Recruiting technology that’s difficult to use also increases the time it takes to fill positions. Going back and forth between systems throughout the day, logging in and out, and never getting a truly holistic view of how information from each fits together just isn’t a practical way to recruit. A talent acquisition suite that integrates with other tools and automatically imports information from each of them (like results from a background screening provider), make it simple for recruiters to stay focused and operate from one platform. If your company hasn’t already, consider the unique advantages of condensing and streamlining the different HR technologies you have in play. We bet your IT team will thank you for it.
30% of recruiters say disparate systems resulting in redundant data entry and loss of data integrity is their biggest talent acquisition technology challenge.
- iCIMS Hiring Insights
7. Get Screening Capabilities That Meet Your Needs
It’s not uncommon for employers to have reservations about online screening features, especially when applicants are scarce. When the screening capabilities your applicant tracking system offers are inflexible—as in, it’s difficult to change up the questions on a per-job basis, or set rules for individual questions—it might seem easier to just read through every resume, or ask skills-based questions in the phone interview instead.
50 to 75% of the people that apply to a job are unqualified for it. Screening matters.
- Talent Board
But technology can give employers full, flexible control of an application’s screening features, so that recruiters can save time without sacrificing quality. iCIMS’ applicant tracking system is one example. Recruiters can create a library of screening questions that can be assigned to certain job siloes, and can add or remove specific questions on a per-job basis as necessary. They can also set certain questions as “knock-out” questions, which if answered incorrectly, can remove the person from the list of eligible candidates that gets served up to the recruiter (though the candidate will still be searchable in the system). Recruiters can also weight individual questions, so that the system can accurately list candidates in order of preferred qualifications. Screening questions can appear on a candidate’s profile as well, and recruiters can search the system for all candidates that responded to a screening question with a particular answer.
In short, online screening isn’t always a rigid or rudimentary way to qualify applicants; with the right technology, it can be a solid way for manufacturers to get in touch with the best applicants quickly.
How iCIMS Can Help
iCIMS is the leading provider of talent acquisition solutions that help businesses win the war for top talent. iCIMS empowers companies to manage their entire hiring process within the industry’s most robust Platform-as-a-Service (PaaS). Built on the foundation of a best-to-market talent acquisition software suite, iCIMS’ PaaS framework, UNIFi, allows employers to expand the capabilities of their core talent acquisition technology by integrating with the largest partner ecosystem in talent acquisition to help them attract, find, screen, and manage candidates. Offering scalable, easy-to-use solutions that are backed by award-winning customer service, iCIMS supports more than 3,500 contracted customers and is one of the largest and fastest-growing talent acquisition solution providers.
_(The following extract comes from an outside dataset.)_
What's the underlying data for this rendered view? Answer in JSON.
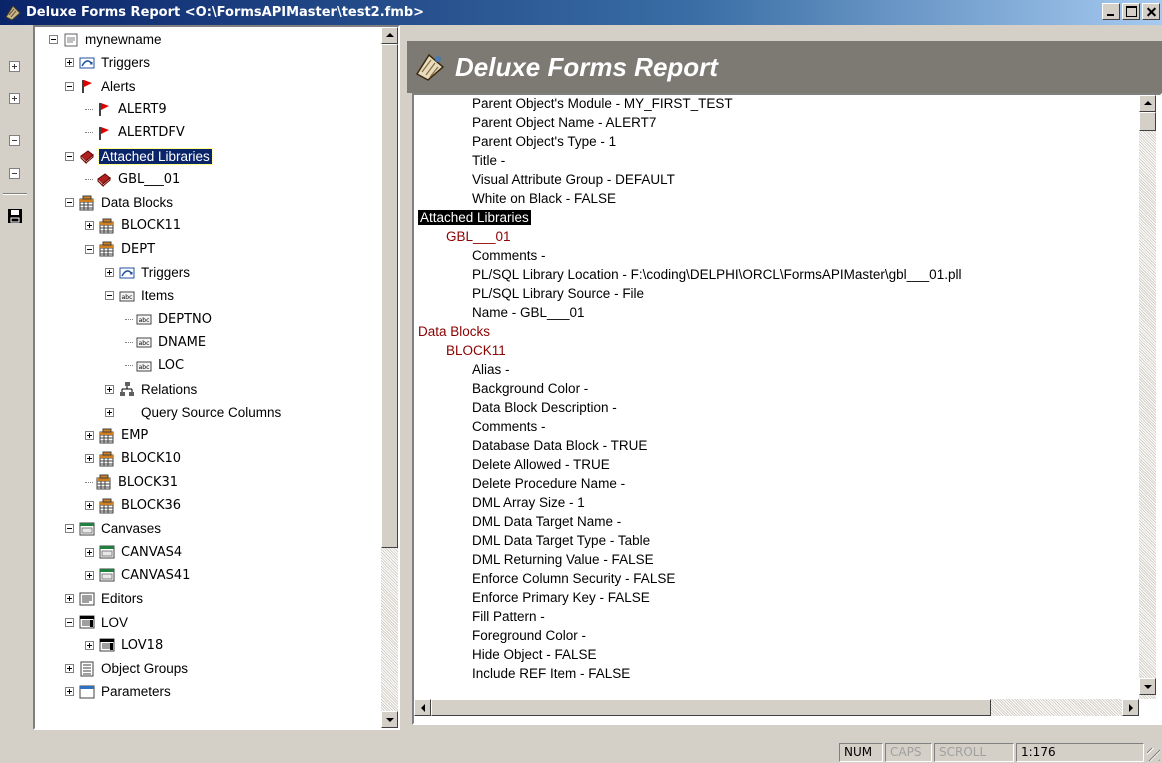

1. Bureau of Economic Analysis
2. U.S. Commerce Department
3. Deloitte & The Manufacturing Institute
4. Bureau of Economic Analysis and Bureau of Labor Statistics
5. Deloitte & The Manufacturing Institute
7-8. iCIMS Hiring Insights
9. NACE 2015 Internship & Co-op Survey